What is required
How many lines of the entries below contain the string "Ctrl"? State the number alone.

(Dataset entries)
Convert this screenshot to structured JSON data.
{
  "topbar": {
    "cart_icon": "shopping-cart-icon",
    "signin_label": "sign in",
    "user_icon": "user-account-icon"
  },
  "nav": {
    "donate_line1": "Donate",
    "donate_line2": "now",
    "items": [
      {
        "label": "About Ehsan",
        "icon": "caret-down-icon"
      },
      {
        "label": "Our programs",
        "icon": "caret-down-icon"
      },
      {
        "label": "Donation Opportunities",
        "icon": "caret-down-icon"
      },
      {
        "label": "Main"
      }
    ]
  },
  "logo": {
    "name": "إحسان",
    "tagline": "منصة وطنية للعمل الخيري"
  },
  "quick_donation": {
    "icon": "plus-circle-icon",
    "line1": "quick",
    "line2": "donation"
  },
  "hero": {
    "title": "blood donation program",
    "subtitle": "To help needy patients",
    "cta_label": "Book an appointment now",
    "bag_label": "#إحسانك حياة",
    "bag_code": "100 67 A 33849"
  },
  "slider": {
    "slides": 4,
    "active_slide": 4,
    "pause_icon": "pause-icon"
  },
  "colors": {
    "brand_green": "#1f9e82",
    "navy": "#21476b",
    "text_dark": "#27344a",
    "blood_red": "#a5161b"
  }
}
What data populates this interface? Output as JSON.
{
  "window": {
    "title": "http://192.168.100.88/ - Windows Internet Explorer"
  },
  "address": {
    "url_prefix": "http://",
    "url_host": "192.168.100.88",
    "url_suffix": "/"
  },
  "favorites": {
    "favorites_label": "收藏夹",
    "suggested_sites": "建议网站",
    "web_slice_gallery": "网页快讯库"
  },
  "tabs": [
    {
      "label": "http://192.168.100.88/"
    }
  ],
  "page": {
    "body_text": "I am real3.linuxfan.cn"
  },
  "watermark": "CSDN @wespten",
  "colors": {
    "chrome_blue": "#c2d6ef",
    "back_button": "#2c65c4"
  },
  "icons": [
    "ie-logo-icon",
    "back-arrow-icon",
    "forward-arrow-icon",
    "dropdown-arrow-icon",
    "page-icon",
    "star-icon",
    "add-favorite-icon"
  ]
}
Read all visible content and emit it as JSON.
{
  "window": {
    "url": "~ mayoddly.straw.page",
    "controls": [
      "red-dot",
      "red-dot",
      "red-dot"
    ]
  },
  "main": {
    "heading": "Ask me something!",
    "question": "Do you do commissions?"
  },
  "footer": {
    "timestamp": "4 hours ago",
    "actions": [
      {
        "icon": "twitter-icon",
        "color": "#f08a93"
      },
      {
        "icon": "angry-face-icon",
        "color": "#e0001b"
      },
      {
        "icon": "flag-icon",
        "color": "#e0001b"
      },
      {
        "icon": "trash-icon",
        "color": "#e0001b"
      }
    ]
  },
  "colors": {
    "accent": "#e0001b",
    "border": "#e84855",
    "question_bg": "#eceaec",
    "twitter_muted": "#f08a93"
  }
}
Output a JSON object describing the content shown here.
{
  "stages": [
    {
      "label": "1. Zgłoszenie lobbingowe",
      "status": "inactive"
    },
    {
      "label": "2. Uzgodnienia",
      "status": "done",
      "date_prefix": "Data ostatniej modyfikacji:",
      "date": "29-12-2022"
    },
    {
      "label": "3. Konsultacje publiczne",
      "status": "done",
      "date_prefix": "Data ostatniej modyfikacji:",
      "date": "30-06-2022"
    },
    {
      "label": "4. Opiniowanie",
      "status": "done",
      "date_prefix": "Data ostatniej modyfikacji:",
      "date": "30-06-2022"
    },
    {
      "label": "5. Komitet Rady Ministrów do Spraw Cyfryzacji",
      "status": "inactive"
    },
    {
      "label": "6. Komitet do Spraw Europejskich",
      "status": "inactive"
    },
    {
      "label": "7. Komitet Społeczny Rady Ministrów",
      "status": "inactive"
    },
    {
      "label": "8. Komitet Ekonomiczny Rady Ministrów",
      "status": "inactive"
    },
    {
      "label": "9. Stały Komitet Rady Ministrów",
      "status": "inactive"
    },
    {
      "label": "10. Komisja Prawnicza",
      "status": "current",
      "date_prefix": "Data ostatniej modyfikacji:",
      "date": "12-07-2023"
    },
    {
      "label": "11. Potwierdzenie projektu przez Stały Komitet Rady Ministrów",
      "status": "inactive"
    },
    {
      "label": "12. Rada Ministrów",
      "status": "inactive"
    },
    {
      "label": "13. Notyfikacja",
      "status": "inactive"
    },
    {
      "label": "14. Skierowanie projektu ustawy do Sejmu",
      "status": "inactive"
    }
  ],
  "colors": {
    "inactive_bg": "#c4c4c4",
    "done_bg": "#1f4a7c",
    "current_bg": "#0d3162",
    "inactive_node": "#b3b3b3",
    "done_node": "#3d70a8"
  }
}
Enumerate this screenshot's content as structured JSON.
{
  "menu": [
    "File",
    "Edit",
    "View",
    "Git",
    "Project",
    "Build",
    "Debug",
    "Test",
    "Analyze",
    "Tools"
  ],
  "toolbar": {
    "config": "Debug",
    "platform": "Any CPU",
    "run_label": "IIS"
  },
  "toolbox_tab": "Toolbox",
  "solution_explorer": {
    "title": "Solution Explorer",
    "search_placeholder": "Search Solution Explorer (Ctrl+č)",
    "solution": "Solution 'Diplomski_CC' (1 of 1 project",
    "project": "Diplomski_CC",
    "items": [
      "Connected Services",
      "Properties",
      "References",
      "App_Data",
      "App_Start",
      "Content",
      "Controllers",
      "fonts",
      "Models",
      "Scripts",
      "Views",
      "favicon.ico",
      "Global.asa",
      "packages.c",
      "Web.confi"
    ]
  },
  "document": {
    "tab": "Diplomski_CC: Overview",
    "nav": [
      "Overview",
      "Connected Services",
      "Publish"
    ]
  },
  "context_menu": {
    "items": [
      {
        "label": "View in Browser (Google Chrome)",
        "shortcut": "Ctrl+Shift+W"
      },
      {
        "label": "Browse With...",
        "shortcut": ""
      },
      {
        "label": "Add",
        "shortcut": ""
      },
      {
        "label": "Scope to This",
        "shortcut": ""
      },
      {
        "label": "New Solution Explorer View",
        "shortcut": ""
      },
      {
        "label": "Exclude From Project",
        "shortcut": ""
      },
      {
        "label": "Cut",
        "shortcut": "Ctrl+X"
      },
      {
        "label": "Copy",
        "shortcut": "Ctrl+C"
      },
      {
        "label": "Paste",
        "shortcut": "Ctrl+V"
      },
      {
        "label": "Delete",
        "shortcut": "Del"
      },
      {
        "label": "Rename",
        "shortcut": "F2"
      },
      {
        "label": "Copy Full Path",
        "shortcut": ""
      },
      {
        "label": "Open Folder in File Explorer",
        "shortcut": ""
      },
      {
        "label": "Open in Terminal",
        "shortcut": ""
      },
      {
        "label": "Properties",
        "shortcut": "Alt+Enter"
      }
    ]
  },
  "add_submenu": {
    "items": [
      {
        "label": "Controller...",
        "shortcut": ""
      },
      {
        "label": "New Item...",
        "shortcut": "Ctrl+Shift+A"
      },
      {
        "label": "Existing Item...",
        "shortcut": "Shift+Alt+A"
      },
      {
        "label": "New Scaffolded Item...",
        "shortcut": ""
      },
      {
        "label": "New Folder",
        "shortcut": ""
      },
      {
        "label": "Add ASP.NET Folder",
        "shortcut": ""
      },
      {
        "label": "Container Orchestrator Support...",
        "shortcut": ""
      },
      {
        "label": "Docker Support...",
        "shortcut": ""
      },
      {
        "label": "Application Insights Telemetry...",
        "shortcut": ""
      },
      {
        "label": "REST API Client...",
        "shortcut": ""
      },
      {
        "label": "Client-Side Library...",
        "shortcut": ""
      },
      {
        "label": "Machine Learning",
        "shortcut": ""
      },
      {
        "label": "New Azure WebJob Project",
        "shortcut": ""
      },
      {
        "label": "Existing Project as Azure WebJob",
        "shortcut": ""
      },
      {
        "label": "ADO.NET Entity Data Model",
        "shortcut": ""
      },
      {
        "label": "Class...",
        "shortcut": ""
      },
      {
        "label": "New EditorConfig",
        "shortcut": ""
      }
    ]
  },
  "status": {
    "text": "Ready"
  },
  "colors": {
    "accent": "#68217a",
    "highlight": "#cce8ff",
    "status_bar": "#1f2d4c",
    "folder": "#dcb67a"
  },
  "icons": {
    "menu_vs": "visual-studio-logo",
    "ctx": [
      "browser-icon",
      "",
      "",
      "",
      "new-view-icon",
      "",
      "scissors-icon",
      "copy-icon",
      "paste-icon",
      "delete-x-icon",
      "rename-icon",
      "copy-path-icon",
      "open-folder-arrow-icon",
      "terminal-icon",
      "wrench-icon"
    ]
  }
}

Answer to the problem
6